Walgreens Pays $75,000 for Chicago Family’s Lost VHS Tapes
A Cook County appointed commercial arbitrator has awarded Corboy & Demetrio clients, Jamie and David Schwartz, $75,000 for the loss of 28 VHS tapes the couple took to Walgreens for conversion to DVD.
Jamie Schwartz took her family’s VHS tapes for conversion to DVD format to the Walgreens at 2317 N. Clark St. in Chicago on Sept. 26, 2014. Walgreens advertised this conversion would preserve irreplaceable memories forever. The store was moving to 2500 N. Clark in a couple of weeks. It admitted that all the tapes were destroyed during the move. Evidence showed that proper identification and tracking procedures for packaging were not followed by the store’s employee when Jamie brought in the tapes.
Walgreens searched for the tapes for weeks. They were never found.
Walgreens then offered the replacement value of a blank tape – about $9 each or $252.00 for all the tapes, according to the liability disclaimer that was printed on the back side of the claim check. Walgreens also contended that Jamie Schwartz knew of the limiting terms by clicking the computer kiosk screen, which limited the value for these irreplaceable memories to the cost of a blank tape. However, evidence at the arbitration showed that the Walgreens employee who processed the order clicked the computer kiosk screen and not Mrs. Schwartz.

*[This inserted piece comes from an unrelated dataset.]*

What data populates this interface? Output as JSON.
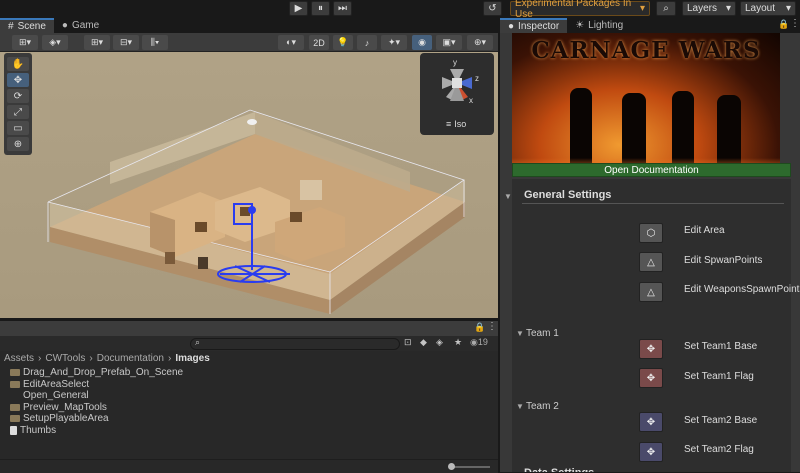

“Walgreens advertised that its VHS to DVD conversion program would preserve irreplaceable memories forever yet after it negligently destroyed 30 years of memories, it wanted to reimburse the Schwartz family a couple of hundred bucks,” said Francis Patrick Murphy, a partner at Corboy & Demetrio. “This suit was about the principle that if a corporation accepts your product in good condition and it destroys it, it cannot limit the value of the product without telling the customer up front about the conditions. Hiding the conditions on the back of the claim check is unacceptable,” concluded Murphy. “If Walgreens had told Jamie it would pay only the replacement value of a blank tape if it negligently destroyed the tapes, do you think she would have gone through with the deal? Of course not!” Murphy added.
Walgreens claimed it was only responsible for the replacement cost of a blank tape and not the actual value of the content of the tapes including sentimental damages suffered by the Schwartz family. The arbitrator disagreed. The size of the award was the highest amount the arbitrator could award.
“No amount of money will replace 30 years of memories,” Murphy stated. “But if this suit prevents another family from losing their family treasures, then Jamie and David have accomplished what they wanted to do,” Murphy added.